The Hall of Fame selection committee is sending a message loud and clear to future Hall of Famer Terrell Owens, but ESPN’s Bill Polian is sending a much stronger message: Get in line or be kept out!

It appears the former Indianapolis Colts general manager and I disagree on more than just athletes visiting the White House.

We have officially reached the height of Polian’s absurdity with his latest “my way or the highway” response regarding whether he would vote for Owens and Randy Moss to be enshrined into the Pro Football Hall of Fame.

While speaking to Clark Judge of Talk of Fame Sports Network, Polian had this to say:

“I take neither,” Polian said. “First of all, here’s my position: [I want players who] contribute both individually and to the team. T.O.’s situation, T.O.’s temperament, his ability to contribute to the team was well-known up front. He was going to be a problem. We did not want to deal with problem children. Others may. We didn’t. That’s number one. Number two, every year in Indianapolis we said the following: ‘The price of admission is 100% effort all the time in everything we do.’ Well, how can we take Randy Moss when we make that statement? It’s that simple.”

Whenever we have discussions such as this, we’re quick to highlight how Polian is a resident expert when it comes to the NFL, and we begin to run off a list of his Hall of Fame credentials. I’ll let other articles do that.

This isn’t about his resume or qualifications that made him successful as a general manager. This is a common sense issue. Anyone can see that Owens and Moss should unequivocally be in the Hall of Fame.

Now this isn’t the first time we’ve seen Hall of Fame snubs or a discussion about athletes who should undeniably be voted in, and it certainly won’t be the last time.

But to the selection committee and specifically Polian, what exactly are your criteria for eligibility and acceptance?

If there’s any hesitation as to whether someone should be voted in take a second to ask these series of questions: Did their talent match their production? Did they perform at an elite level for an extended period of time? When we bring up their respective position, are we forced to mention to their name? Was their talent must-see?

Check. Check. Check. Check.

Moss and Owens undoubtedly answered those questions with their body of work.

Polian made mention of how Owens was renowned for dropping passes and led the league in drops a few times. Is Polian aware that Brett Favre threw a plethora of interceptions, some in the biggest of in-game moments, and subsequently led the NFL in interceptions on several occasions?

Being such an NFL historian, I’m sure Polian is.

But Favre, with his storied career, made it into the Hall of Fame.


It’s because at the end of his playing career his dominance in every statistical category imaginable to quarterbacks was so irrefutable that his numbers warranted his nomination and eventual enshrinement.

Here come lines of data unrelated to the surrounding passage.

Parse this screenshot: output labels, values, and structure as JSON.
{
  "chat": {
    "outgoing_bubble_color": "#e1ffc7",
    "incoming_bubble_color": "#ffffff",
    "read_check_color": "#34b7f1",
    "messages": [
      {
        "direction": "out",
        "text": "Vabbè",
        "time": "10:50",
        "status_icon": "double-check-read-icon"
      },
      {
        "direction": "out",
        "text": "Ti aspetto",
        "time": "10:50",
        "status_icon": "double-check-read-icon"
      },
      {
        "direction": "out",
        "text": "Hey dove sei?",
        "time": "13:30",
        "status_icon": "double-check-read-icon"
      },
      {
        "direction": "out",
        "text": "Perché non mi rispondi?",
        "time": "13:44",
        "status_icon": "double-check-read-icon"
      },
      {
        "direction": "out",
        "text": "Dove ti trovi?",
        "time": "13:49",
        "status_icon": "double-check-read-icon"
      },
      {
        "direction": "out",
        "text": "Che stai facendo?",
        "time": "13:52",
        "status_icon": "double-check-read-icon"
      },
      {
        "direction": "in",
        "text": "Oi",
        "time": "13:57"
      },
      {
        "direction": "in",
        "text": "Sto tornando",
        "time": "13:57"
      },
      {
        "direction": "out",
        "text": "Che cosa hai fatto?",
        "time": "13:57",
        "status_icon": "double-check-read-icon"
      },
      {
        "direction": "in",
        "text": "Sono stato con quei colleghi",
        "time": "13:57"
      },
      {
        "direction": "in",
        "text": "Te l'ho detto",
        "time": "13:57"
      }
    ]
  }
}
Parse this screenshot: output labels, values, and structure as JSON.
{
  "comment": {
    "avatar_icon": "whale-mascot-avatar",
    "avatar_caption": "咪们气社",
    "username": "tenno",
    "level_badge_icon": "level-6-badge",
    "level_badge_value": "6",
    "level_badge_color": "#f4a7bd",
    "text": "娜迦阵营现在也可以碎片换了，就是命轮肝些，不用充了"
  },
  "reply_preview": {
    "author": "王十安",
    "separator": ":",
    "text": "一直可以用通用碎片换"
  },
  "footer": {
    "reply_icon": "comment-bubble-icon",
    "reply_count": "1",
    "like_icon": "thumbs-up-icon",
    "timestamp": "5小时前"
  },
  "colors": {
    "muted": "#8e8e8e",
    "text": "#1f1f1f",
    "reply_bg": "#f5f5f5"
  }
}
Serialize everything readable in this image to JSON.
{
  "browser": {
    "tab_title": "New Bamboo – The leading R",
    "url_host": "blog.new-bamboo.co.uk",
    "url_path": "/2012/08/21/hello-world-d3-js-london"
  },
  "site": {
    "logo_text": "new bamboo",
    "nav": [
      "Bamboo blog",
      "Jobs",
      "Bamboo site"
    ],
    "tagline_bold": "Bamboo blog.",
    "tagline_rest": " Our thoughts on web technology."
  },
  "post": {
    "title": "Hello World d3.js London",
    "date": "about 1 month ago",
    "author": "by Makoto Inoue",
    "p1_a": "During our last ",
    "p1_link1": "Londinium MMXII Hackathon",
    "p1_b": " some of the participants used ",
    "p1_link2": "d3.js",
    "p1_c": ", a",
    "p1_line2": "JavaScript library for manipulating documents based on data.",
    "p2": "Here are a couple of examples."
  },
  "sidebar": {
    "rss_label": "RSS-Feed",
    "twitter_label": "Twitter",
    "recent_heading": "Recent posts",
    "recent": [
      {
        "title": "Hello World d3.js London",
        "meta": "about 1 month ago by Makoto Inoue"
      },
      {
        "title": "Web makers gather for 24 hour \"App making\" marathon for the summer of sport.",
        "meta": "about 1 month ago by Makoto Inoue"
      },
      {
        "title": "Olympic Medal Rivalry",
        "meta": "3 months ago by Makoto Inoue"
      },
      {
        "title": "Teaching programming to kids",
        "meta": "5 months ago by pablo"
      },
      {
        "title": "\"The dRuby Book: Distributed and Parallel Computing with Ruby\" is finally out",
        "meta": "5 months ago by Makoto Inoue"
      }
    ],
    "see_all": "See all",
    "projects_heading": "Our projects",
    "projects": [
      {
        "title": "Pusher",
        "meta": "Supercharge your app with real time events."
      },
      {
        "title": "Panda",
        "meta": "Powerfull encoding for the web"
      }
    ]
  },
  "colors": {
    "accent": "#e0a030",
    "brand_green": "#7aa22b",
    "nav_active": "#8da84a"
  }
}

Same argument goes for Owens and Moss.


Both had stellar careers indelibly stained with controversy on or off the field, drama, and several teams ultimately parting ways with both multiple times. Up goes the cry if they were so great, then why did so many teams release them? My retort to that is very simple: Why did other teams keep giving them another chance?

It’s because their talent and on-field productivity warranted they get another opportunity.

What kind of message are we sending if we totally ignore statistics, the eye test, talent and the acknowledgement from their very own peers that Owens and Moss are two of the best wide receivers to lace up a pair of cleats?

If two of the most successful coaches in NFL lore, Bill Parcells and Bill Belichick, both acknowledge that Owens and Moss should be in the Hall of fame, who is Polian to argue that?

Owens will be up for enshrinement for the third time next year, while Moss will be in his first year of eligibility. Much to his chagrin, Polian ultimately thinks Moss and Owens will eventually end up in Canton, Ohio, with him one day.

Owens and Moss being denied entry into the Hall of Fame would be more of a disgrace than actually letting them in.

Just maybe, one day, the voters will see it that way.

Marcus Lamar is a Washington D.C.-based sports journalist. You can check out his podcast “Marc My Words” on Soundcloud, YouTube and coming to iTunes soon. Follow him on Twitter @iam_marcuslamar.